Full confession: I have a Facebook.
But I really really hate Facebook. It's not so much the principle of the site that I hate, so much as certain things with the way it's implemented.
First, I hate certain privacy settings. They recently changed the way to choose your settings, which is nice because it gives you more options. But certain defaults are not palatable. There is no way to hide who your friends are and what pages you've become fans of from anyone searching you - and advertisers. And certain details, like 'website', were automatically set to be viewable by everyone - you have to change it to prevent that. You also have to change a setting to prevent your information and profile photo being used in ads aimed at your friends.
Second, the design is clunky. The news feed is a very limited (too limited) feed, and the live feed is the exact opposite - an electronic diarhhea of every single things your friends do. I don't want to see what groups they join, what applications they use, or what they say wall-to-wall. All I want to see is what statuses they post, and maybe when they post pictures or whatever.
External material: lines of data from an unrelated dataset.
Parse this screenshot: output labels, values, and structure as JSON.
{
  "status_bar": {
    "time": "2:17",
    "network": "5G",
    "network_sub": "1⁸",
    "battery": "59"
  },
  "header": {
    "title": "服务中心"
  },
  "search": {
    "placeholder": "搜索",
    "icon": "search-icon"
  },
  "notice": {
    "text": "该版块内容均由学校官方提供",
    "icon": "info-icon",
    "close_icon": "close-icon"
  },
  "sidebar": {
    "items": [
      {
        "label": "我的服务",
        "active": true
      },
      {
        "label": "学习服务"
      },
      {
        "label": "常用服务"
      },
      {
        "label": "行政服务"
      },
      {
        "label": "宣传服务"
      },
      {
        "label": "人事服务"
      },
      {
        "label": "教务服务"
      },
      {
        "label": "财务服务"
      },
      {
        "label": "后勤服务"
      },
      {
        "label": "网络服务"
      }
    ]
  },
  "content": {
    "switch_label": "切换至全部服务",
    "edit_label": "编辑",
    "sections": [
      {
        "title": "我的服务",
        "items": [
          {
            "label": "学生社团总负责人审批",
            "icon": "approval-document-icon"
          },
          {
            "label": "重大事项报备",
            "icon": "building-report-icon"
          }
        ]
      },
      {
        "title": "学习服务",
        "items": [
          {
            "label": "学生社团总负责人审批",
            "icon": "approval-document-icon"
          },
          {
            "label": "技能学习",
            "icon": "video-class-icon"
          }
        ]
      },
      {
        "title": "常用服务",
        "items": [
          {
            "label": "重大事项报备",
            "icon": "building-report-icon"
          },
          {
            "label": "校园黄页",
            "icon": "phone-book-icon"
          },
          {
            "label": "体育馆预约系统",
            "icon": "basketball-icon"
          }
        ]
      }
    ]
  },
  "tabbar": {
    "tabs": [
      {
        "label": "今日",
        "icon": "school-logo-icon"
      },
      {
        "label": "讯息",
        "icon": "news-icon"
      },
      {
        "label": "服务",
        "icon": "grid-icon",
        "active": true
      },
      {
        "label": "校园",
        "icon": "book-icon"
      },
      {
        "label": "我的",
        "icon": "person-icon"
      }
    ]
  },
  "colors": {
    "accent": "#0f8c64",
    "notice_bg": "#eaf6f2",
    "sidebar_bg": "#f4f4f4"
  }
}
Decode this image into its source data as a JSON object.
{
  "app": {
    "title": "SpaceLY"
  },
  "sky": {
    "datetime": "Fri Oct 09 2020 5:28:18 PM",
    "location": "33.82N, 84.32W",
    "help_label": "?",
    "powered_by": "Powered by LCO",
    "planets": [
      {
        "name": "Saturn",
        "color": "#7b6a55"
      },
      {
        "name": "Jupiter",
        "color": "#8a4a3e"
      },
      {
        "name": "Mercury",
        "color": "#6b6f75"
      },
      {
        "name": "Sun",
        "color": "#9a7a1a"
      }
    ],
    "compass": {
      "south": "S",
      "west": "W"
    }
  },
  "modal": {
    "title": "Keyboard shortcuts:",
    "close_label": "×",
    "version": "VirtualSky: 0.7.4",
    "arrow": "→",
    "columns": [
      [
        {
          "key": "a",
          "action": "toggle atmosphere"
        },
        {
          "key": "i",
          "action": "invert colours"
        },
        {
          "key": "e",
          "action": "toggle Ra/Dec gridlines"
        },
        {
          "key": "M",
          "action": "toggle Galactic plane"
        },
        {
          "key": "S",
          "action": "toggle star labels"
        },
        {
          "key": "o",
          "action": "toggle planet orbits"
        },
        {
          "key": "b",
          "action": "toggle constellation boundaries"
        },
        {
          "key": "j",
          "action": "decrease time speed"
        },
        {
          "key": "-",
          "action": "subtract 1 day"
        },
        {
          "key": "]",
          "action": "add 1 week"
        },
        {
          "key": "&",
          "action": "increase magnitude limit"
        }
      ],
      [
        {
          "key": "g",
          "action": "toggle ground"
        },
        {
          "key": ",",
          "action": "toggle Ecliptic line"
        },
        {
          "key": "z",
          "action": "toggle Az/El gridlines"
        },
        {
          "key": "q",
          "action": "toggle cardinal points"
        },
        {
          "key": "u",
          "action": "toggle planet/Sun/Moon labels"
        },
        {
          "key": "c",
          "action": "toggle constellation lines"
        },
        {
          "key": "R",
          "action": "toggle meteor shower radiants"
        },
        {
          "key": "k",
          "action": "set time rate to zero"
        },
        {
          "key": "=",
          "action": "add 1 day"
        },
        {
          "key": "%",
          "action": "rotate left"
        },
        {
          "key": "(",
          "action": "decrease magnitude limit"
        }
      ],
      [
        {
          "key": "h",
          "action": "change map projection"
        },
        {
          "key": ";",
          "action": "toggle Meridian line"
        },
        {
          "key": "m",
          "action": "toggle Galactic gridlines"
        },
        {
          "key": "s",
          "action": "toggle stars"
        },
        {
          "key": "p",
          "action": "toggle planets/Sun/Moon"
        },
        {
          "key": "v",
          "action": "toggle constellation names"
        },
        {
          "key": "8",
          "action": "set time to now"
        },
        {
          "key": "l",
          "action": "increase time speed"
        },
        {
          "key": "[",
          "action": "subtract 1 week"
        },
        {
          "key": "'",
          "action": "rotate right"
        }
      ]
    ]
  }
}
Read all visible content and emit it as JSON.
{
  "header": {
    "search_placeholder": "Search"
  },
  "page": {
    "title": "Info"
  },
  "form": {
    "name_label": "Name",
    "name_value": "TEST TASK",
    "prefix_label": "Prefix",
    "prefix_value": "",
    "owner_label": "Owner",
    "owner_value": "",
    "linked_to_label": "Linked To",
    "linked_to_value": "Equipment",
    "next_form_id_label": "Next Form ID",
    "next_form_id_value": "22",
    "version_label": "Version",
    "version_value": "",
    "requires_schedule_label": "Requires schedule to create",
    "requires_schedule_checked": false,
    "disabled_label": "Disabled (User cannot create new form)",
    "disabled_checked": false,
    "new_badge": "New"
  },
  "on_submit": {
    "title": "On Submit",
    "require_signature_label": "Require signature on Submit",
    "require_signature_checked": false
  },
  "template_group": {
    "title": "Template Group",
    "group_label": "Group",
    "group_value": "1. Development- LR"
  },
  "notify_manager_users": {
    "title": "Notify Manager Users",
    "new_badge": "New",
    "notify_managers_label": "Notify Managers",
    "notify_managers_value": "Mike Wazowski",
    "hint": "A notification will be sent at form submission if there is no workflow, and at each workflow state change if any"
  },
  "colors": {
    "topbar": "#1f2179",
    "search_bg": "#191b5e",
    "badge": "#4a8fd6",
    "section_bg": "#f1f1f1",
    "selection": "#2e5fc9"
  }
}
I liked the old design - a single page that showed all your friends (by last name, not first), their most recent status, and whether they'd updated their profile recently. Simpler and better. Less like #$%$^ing twitter.
Third, the programming is clearly a kludge. It takes forever to load, and often there's timing problems with the feeds - they'll repeat after 25 posts, or only show a few with no way to expand the feed. Bloody annoying.
That said, Facebook can be very useful. I use it to get updates from Madcow and Aerotech, and it's useful for communicating with my friends. It's also useful for keeping in touch with relatives and friends that you don't see much. Even though when you do talk to them, it's often bad, like tonight. I learned from a friend that a guy I knew, who I was on the CT state ARML team with, passed away today in a bus accident. Great guy - ridiculously smart. Made me look like a fool when he got to working on a difficult problem. Vikas Parikh, we won't forget you.